__Instructions to follow__
Every line below that holds the string "marketplacer" should be copied.

======== Data under study

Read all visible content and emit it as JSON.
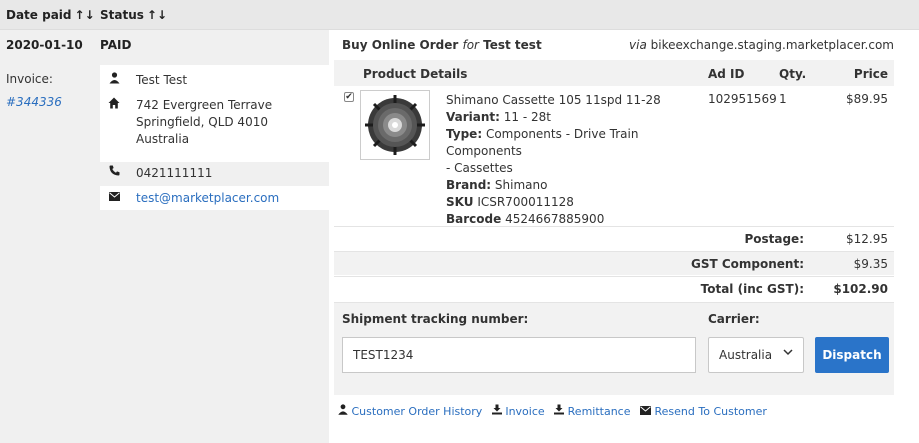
{
  "header": {
    "date_paid": "Date paid",
    "status": "Status",
    "sort_arrows": "↑↓"
  },
  "order": {
    "date": "2020-01-10",
    "status": "PAID",
    "invoice_label": "Invoice:",
    "invoice_number": "#344336"
  },
  "contact": {
    "name": "Test Test",
    "address_line1": "742 Evergreen Terrave",
    "address_line2": "Springfield, QLD 4010",
    "address_line3": "Australia",
    "phone": "0421111111",
    "email": "test@marketplacer.com"
  },
  "order_header": {
    "title_prefix": "Buy Online Order ",
    "title_for": "for",
    "title_name": " Test test",
    "via_label": "via",
    "via_site": "bikeexchange.staging.marketplacer.com"
  },
  "table": {
    "col_product": "Product Details",
    "col_ad_id": "Ad ID",
    "col_qty": "Qty.",
    "col_price": "Price"
  },
  "product": {
    "name": "Shimano Cassette 105 11spd 11-28",
    "variant_label": "Variant:",
    "variant": "11 - 28t",
    "type_label": "Type:",
    "type_line1": "Components - Drive Train Components",
    "type_line2": "- Cassettes",
    "brand_label": "Brand:",
    "brand": "Shimano",
    "sku_label": "SKU",
    "sku": "ICSR700011128",
    "barcode_label": "Barcode",
    "barcode": "4524667885900",
    "ad_id": "102951569",
    "qty": "1",
    "price": "$89.95",
    "checked": "✔"
  },
  "summary": {
    "postage_label": "Postage:",
    "postage": "$12.95",
    "gst_label": "GST Component:",
    "gst": "$9.35",
    "total_label": "Total (inc GST):",
    "total": "$102.90"
  },
  "shipment": {
    "tracking_label": "Shipment tracking number:",
    "tracking_value": "TEST1234",
    "carrier_label": "Carrier:",
    "carrier_value": "Australia",
    "dispatch_label": "Dispatch"
  },
  "links": {
    "customer_history": "Customer Order History",
    "invoice": "Invoice",
    "remittance": "Remittance",
    "resend": "Resend To Customer"
  },
  "colors": {
    "link": "#2a6ebf",
    "button": "#2a74c9",
    "panel_grey": "#f0f0f0"
  }
}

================

__Result of this task__
    "email": "test@marketplacer.com"
    "via_site": "bikeexchange.staging.marketplacer.com"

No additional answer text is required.